Element data from apps and pages
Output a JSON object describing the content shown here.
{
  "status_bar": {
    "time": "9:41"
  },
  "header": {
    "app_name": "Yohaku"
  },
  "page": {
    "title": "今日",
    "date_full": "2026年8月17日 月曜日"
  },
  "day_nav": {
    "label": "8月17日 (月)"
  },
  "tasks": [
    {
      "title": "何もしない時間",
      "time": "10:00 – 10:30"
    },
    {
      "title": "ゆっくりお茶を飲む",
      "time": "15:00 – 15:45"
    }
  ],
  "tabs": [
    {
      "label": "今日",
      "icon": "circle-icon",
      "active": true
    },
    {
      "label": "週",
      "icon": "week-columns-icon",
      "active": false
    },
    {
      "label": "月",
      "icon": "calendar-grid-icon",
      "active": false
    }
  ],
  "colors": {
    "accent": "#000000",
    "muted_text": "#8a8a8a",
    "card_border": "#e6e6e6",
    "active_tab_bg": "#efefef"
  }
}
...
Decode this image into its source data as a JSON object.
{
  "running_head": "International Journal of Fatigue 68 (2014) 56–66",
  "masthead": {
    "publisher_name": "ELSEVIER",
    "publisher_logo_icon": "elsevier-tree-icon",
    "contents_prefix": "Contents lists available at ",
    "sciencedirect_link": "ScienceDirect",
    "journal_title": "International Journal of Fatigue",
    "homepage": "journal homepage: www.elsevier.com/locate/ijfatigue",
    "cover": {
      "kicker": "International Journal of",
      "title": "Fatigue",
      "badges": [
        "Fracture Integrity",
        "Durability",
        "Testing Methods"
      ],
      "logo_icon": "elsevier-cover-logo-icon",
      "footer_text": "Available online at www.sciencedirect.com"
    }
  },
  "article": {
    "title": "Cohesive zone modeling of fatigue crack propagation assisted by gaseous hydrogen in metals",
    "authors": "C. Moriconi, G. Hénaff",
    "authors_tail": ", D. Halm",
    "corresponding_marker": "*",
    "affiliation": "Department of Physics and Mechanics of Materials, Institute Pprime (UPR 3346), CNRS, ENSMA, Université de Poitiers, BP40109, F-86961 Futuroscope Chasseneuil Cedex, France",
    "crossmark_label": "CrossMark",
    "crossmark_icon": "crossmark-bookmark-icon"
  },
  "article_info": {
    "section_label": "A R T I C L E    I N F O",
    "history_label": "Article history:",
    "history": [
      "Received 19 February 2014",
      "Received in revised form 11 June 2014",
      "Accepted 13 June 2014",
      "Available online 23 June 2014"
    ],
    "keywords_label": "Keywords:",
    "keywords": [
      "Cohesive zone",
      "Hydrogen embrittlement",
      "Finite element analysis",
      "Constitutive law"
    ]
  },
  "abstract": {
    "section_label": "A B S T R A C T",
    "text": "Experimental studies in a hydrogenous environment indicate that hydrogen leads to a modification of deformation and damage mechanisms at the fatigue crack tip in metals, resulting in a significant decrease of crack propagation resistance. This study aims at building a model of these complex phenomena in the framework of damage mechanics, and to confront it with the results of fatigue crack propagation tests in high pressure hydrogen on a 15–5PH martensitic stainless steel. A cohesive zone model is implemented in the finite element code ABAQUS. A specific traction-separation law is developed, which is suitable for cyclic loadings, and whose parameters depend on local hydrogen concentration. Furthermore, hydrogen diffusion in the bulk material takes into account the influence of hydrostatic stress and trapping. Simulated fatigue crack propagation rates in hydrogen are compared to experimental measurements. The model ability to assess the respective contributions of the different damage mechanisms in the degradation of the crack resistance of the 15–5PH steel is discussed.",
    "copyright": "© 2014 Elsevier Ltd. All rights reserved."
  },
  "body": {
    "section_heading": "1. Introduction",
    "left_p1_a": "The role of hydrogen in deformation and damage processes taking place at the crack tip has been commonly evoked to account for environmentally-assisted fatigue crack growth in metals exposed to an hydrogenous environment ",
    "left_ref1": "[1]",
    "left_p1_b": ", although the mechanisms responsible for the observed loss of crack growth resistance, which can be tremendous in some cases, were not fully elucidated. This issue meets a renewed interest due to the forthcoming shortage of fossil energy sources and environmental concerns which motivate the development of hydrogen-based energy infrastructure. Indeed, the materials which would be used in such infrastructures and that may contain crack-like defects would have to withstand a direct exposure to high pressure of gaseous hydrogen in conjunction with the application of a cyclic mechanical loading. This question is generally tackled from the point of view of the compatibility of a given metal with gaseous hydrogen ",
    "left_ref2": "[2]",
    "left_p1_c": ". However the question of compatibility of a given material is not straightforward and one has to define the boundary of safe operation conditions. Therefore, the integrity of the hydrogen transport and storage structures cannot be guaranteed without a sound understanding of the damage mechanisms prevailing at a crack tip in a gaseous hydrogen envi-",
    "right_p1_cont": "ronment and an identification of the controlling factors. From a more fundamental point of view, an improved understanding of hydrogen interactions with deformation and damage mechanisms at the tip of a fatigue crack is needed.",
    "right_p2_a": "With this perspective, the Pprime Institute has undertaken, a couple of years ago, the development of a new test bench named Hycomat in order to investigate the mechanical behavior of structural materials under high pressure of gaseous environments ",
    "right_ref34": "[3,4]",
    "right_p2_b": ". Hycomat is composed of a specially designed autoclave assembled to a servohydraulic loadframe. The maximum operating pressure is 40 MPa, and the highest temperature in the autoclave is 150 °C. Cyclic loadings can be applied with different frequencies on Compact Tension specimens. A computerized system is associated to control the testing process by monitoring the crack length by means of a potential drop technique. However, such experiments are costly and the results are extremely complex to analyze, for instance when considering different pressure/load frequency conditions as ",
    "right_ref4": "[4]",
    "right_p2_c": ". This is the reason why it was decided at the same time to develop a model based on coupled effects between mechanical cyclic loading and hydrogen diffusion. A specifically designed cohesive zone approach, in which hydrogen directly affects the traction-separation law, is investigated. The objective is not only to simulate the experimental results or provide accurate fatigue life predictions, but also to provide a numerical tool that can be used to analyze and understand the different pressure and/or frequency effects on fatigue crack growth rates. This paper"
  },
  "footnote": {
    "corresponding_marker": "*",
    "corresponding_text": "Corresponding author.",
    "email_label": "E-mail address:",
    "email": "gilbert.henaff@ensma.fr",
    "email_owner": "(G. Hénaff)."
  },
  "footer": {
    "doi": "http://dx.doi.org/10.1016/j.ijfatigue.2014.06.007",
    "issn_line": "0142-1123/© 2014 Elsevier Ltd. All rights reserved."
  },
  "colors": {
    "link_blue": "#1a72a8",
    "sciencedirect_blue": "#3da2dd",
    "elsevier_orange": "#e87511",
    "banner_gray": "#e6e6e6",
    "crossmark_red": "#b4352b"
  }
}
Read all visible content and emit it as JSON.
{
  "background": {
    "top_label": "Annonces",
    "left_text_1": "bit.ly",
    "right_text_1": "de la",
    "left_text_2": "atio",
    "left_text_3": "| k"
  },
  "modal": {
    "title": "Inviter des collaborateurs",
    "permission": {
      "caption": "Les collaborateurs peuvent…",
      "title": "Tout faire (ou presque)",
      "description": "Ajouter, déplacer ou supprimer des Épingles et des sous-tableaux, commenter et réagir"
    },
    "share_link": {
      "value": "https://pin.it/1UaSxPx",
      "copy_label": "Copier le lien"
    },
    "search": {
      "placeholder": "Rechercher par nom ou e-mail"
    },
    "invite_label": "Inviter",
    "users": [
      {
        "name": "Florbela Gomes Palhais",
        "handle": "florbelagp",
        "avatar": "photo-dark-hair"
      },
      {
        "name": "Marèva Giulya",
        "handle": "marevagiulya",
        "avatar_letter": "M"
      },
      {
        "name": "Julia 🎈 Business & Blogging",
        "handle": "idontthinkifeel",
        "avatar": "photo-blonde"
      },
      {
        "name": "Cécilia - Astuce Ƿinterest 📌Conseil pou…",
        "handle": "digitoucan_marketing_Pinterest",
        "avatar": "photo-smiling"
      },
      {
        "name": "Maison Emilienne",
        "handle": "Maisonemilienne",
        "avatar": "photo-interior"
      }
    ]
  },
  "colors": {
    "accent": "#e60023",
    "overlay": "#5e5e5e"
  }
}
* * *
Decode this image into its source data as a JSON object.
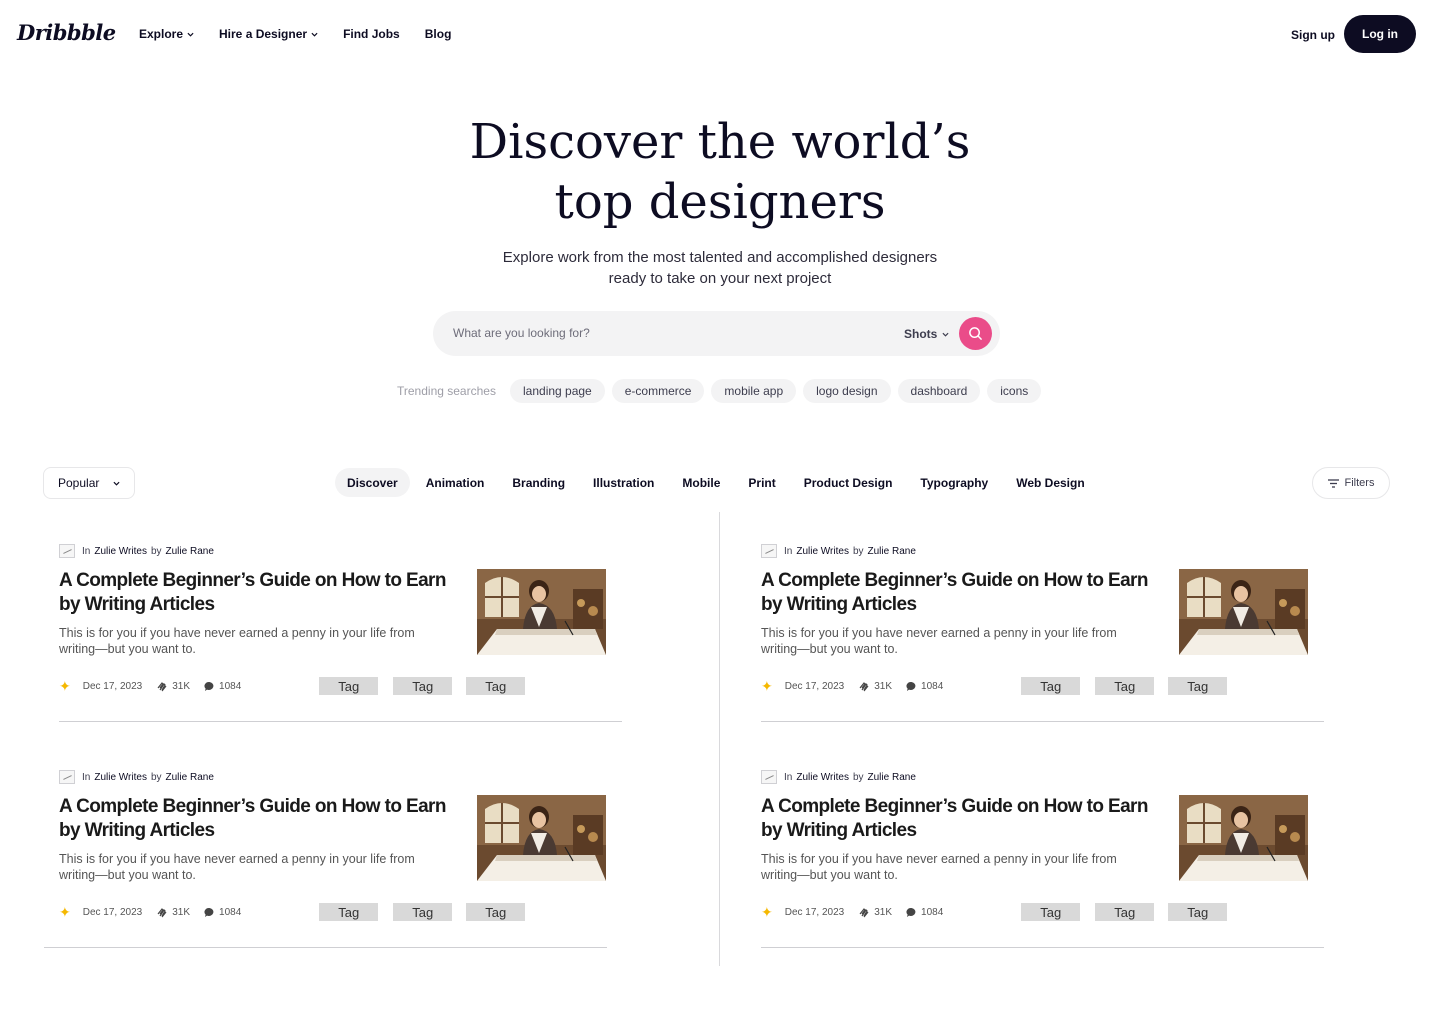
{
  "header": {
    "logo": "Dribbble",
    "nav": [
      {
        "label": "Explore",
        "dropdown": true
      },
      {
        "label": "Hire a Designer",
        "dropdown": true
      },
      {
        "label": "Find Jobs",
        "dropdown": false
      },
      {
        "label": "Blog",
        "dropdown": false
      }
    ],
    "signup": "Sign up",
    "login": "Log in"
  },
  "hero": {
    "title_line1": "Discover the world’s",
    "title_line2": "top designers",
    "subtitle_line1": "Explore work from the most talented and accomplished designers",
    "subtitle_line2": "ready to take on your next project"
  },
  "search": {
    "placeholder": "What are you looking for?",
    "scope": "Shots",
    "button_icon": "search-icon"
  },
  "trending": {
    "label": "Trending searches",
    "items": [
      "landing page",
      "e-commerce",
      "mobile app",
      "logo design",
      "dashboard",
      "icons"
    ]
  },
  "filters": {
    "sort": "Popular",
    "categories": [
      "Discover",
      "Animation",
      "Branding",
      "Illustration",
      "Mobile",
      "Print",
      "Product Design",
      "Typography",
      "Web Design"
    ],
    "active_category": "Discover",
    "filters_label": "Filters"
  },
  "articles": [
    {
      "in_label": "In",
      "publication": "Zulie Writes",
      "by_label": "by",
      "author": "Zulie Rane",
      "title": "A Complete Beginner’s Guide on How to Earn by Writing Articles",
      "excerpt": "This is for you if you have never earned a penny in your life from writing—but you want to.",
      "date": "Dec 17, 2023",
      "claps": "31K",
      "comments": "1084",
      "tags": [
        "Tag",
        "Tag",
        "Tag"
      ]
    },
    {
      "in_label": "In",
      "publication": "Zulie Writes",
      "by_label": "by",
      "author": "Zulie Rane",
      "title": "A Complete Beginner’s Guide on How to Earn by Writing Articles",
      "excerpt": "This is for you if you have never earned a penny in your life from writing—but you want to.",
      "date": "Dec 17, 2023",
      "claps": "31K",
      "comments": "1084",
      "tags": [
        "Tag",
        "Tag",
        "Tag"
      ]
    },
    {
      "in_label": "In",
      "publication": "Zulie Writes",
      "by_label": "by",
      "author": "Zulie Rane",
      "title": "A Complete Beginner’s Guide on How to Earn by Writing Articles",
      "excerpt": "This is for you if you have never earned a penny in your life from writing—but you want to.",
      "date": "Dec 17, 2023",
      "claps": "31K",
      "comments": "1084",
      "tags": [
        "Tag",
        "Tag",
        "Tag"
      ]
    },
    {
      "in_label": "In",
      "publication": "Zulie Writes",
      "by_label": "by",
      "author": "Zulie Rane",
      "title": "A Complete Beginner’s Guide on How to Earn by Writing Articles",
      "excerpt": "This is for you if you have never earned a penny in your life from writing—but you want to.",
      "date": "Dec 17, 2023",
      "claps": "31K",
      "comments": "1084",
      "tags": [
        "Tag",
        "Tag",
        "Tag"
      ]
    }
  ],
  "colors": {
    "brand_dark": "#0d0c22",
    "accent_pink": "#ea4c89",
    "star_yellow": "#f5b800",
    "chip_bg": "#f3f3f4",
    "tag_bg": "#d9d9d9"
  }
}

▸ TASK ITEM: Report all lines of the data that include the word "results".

▸ ANSWER BOX:
    "text": "Experimental studies in a hydrogenous environment indicate that hydrogen leads to a modification of deformation and damage mechanisms at the fatigue crack tip in metals, resulting in a significant decrease of crack propagation resistance. This study aims at building a model of these complex phenomena in the framework of damage mechanics, and to confront it with the results of fatigue crack propagation tests in high pressure hydrogen on a 15–5PH martensitic stainless steel. A cohesive zone model is implemented in the finite element code ABAQUS. A specific traction-separation law is developed, which is suitable for cyclic loadings, and whose parameters depend on local hydrogen concentration. Furthermore, hydrogen diffusion in the bulk material takes into account the influence of hydrostatic stress and trapping. Simulated fatigue crack propagation rates in hydrogen are compared to experimental measurements. The model ability to assess the respective contributions of the different damage mechanisms in the degradation of the crack resistance of the 15–5PH steel is discussed.",
    "right_p2_b": ". Hycomat is composed of a specially designed autoclave assembled to a servohydraulic loadframe. The maximum operating pressure is 40 MPa, and the highest temperature in the autoclave is 150 °C. Cyclic loadings can be applied with different frequencies on Compact Tension specimens. A computerized system is associated to control the testing process by monitoring the crack length by means of a potential drop technique. However, such experiments are costly and the results are extremely complex to analyze, for instance when considering different pressure/load frequency conditions as ",
    "right_p2_c": ". This is the reason why it was decided at the same time to develop a model based on coupled effects between mechanical cyclic loading and hydrogen diffusion. A specifically designed cohesive zone approach, in which hydrogen directly affects the traction-separation law, is investigated. The objective is not only to simulate the experimental results or provide accurate fatigue life predictions, but also to provide a numerical tool that can be used to analyze and understand the different pressure and/or frequency effects on fatigue crack growth rates. This paper"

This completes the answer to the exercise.